Latest Ice sheet Stories
WASHINGTON, March 18 /PRNewswire-USNewswire/ -- NASA's Operation IceBridge mission, the largest airborne survey ever flown of Earth's polar ice, kicks off its second year of study when NASA aircraft arrive in Greenland March 22.
NASA's Operation IceBridge mission, the largest airborne survey ever flown of Earth's polar ice, kicks off its second year of study when NASA aircraft arrive in Greenland March 22.
The melting of glaciers is well documented, but when looking at the rate at which they have been retreating, a team of international researchers steps back and says not so fast.
As ESAâ€™s Mission Scientist for CryoSat, Mark Drinkwaterâ€™s role in supporting the preparation of the mission has been to ensure that the satellite and data processing systems are compatible with achieving the missionâ€™s objectives of deriving accurate measurements of ice-thickness change.
According to studies released on Sunday, winds and currents that drive warmer water into fjords, where it carves out the base of coastal glaciers, are significantly eroding Greenlandâ€™s ice sheet.
In what might seem rather appropriate weather conditions, the CryoSat-2 Earth Explorer satellite has completed its journey to the Baikonur launch site in Kazakhstan, where it will be prepared for launch on February 25.
Global warming in this century might raise sea levels more than expected in future centuries, says a study that looked at what happened at a time when Neanderthals roamed Europe.
Researchers learning more about how water beneath glaciers contributes to ice loss.
A US government agency predicted the melting of the polar ice cap in the year 2030. However, climate guru Al Gore said at the UN climate conference on Monday that new computer modeling indicates this could happen as soon as 2014.
A major scientific report released on Tuesday showed that rapid ice loss in West Antarctica will likely contribute heavily to a projected sea level rise of up to 4.5 feet by 2100.

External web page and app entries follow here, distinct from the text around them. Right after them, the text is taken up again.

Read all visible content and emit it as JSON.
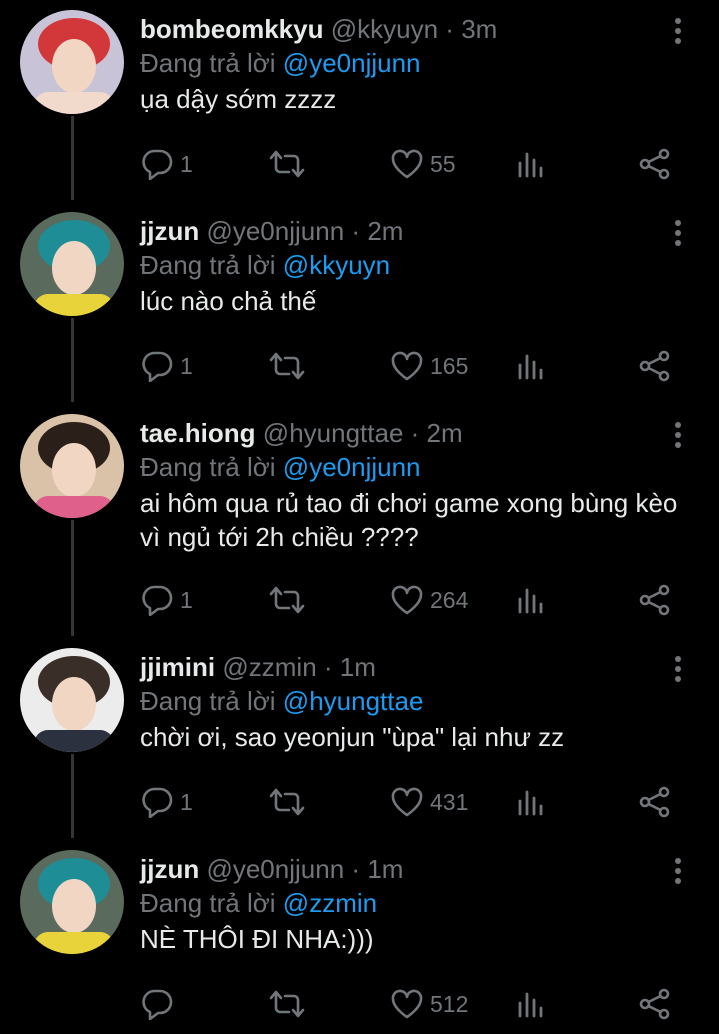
{
  "replying_prefix": "Đang trả lời",
  "tweets": [
    {
      "name": "bombeomkkyu",
      "handle": "@kkyuyn",
      "time": "3m",
      "reply_to": "@ye0njjunn",
      "text": "ụa dậy sớm zzzz",
      "replies": "1",
      "likes": "55",
      "avatar_colors": [
        "#c9c3d8",
        "#d2373a",
        "#f1d9cc"
      ]
    },
    {
      "name": "jjzun",
      "handle": "@ye0njjunn",
      "time": "2m",
      "reply_to": "@kkyuyn",
      "text": "lúc nào chả thế",
      "replies": "1",
      "likes": "165",
      "avatar_colors": [
        "#5a6b5d",
        "#1f8d95",
        "#e8d43a"
      ]
    },
    {
      "name": "tae.hiong",
      "handle": "@hyungttae",
      "time": "2m",
      "reply_to": "@ye0njjunn",
      "text": "ai hôm qua rủ tao đi chơi game xong bùng kèo vì ngủ tới 2h chiều ????",
      "replies": "1",
      "likes": "264",
      "avatar_colors": [
        "#d9c2a8",
        "#2b1f1a",
        "#e0608c"
      ]
    },
    {
      "name": "jjimini",
      "handle": "@zzmin",
      "time": "1m",
      "reply_to": "@hyungttae",
      "text": "chời ơi, sao yeonjun \"ùpa\" lại như zz",
      "replies": "1",
      "likes": "431",
      "avatar_colors": [
        "#ececec",
        "#3a2e28",
        "#2c3140"
      ]
    },
    {
      "name": "jjzun",
      "handle": "@ye0njjunn",
      "time": "1m",
      "reply_to": "@zzmin",
      "text": "NÈ THÔI ĐI NHA:)))",
      "replies": "",
      "likes": "512",
      "avatar_colors": [
        "#5a6b5d",
        "#1f8d95",
        "#e8d43a"
      ]
    }
  ],
  "icons": {
    "reply": "reply-icon",
    "retweet": "retweet-icon",
    "like": "heart-icon",
    "views": "analytics-icon",
    "share": "share-icon",
    "more": "more-vertical-icon"
  }
}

- Stoppage; cessation (of labor).
- A standing still or idling (of mills, factories, etc.).